Data about app and page elements:
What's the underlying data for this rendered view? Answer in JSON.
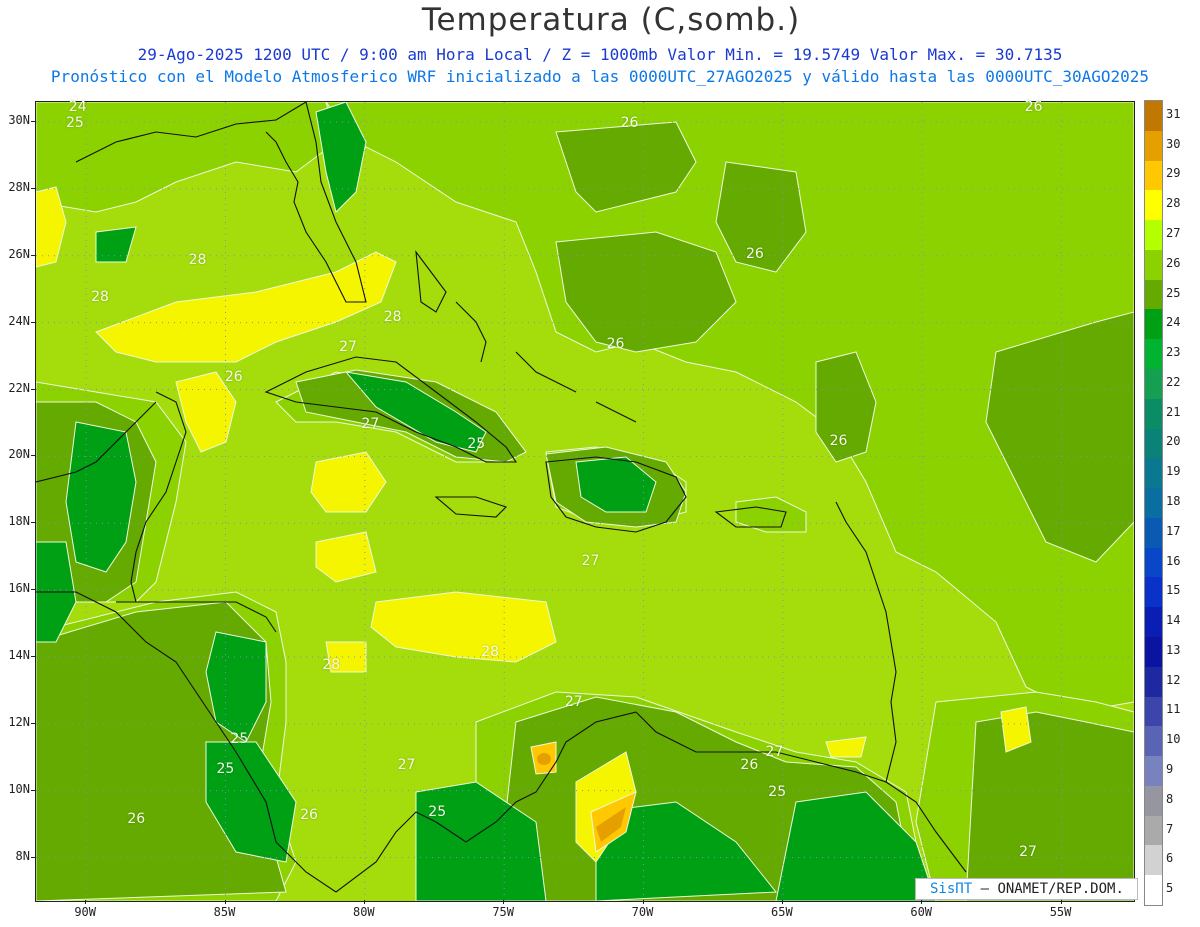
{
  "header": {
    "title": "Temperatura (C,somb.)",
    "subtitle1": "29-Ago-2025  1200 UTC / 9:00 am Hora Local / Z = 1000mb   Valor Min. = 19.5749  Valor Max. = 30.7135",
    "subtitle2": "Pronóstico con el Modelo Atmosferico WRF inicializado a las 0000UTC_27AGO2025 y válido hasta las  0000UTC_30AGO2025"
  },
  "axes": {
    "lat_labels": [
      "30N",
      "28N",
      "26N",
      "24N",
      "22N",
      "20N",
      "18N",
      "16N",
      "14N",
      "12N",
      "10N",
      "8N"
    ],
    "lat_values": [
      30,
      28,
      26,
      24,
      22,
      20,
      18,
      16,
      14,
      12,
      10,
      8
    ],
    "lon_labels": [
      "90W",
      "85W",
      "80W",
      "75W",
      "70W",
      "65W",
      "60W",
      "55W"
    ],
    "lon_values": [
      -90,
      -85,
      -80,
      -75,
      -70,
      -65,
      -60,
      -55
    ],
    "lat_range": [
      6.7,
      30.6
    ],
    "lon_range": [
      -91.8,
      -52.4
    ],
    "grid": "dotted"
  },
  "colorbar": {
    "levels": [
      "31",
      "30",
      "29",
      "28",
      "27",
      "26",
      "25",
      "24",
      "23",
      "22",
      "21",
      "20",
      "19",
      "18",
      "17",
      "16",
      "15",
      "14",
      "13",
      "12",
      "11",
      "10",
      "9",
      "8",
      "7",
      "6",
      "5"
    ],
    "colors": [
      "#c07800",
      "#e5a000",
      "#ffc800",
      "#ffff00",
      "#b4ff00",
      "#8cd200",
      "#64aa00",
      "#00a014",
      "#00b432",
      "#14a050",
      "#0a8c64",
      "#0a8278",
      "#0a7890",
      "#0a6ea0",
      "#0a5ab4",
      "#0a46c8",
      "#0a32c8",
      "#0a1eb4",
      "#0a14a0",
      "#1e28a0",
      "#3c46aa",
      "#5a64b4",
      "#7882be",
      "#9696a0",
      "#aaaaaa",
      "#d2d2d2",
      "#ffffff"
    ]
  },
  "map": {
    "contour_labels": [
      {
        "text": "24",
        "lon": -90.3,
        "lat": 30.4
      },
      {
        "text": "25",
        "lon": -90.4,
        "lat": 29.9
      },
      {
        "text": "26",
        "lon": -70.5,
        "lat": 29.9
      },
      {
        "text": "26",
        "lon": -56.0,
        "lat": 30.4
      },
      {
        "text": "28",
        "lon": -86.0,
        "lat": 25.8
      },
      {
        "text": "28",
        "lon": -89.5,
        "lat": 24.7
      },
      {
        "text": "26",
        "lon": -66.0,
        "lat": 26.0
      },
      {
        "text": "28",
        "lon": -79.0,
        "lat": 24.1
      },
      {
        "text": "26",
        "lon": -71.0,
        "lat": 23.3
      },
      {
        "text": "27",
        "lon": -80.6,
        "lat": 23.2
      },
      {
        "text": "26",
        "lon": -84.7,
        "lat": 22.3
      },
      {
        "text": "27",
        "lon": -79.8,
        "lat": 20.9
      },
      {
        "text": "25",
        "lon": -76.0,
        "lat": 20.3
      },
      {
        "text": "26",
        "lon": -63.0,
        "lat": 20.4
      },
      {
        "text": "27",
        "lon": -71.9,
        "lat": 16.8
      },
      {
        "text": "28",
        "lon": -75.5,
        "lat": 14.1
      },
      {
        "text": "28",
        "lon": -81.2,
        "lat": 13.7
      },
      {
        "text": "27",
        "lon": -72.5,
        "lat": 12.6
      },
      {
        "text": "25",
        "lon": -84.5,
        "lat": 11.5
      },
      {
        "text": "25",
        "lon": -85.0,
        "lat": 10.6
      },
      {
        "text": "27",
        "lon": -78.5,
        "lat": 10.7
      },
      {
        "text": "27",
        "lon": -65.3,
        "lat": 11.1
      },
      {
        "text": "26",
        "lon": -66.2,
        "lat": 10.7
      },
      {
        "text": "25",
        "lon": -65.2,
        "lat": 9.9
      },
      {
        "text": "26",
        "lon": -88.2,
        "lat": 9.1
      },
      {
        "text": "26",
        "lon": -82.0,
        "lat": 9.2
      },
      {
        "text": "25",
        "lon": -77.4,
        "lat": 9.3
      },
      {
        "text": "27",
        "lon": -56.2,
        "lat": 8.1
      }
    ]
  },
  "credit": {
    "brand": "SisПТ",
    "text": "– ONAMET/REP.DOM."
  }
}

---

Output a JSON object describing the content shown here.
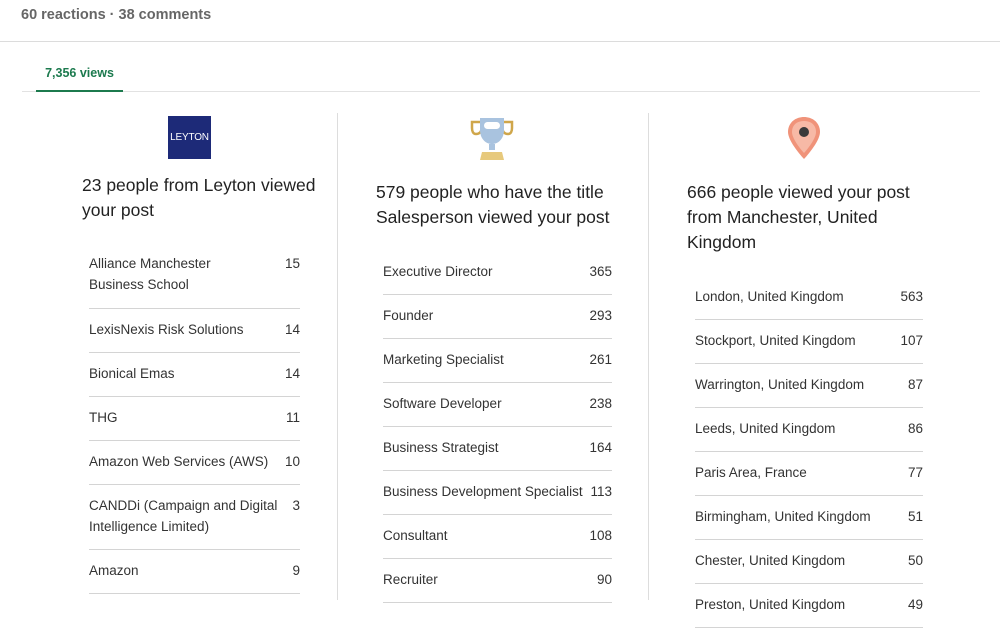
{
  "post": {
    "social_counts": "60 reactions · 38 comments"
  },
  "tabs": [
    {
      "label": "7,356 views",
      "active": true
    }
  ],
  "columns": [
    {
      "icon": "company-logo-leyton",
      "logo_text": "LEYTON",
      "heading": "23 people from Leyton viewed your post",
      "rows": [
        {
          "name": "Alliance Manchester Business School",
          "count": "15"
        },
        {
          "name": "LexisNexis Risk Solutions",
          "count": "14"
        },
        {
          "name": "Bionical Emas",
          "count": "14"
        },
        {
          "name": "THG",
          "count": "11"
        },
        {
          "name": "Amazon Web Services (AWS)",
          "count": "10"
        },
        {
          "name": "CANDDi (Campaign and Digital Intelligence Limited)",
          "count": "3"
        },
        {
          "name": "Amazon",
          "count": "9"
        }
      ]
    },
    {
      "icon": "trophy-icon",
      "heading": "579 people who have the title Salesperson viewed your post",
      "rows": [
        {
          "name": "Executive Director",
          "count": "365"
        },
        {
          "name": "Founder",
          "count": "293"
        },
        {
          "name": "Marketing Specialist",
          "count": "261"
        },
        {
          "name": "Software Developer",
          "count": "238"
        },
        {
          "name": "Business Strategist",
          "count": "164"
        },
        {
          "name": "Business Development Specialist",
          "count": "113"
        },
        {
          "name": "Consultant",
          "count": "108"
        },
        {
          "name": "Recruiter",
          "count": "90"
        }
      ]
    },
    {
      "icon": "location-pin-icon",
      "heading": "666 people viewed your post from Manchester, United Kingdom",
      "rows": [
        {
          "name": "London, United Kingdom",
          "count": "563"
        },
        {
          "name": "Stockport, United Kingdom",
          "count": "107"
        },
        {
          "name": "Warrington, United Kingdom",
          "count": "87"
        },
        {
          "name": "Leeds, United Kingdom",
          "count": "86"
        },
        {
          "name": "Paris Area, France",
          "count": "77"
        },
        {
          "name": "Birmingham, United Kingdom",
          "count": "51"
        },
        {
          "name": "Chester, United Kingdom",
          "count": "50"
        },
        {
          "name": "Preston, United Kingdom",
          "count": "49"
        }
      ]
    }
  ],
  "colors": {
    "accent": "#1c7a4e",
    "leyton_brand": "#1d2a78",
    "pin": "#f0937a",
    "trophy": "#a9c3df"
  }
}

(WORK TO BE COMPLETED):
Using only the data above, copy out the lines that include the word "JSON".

(TASK OUTPUT):
What's the underlying data for this rendered view? Answer in JSON.
Output a JSON object describing the content shown here.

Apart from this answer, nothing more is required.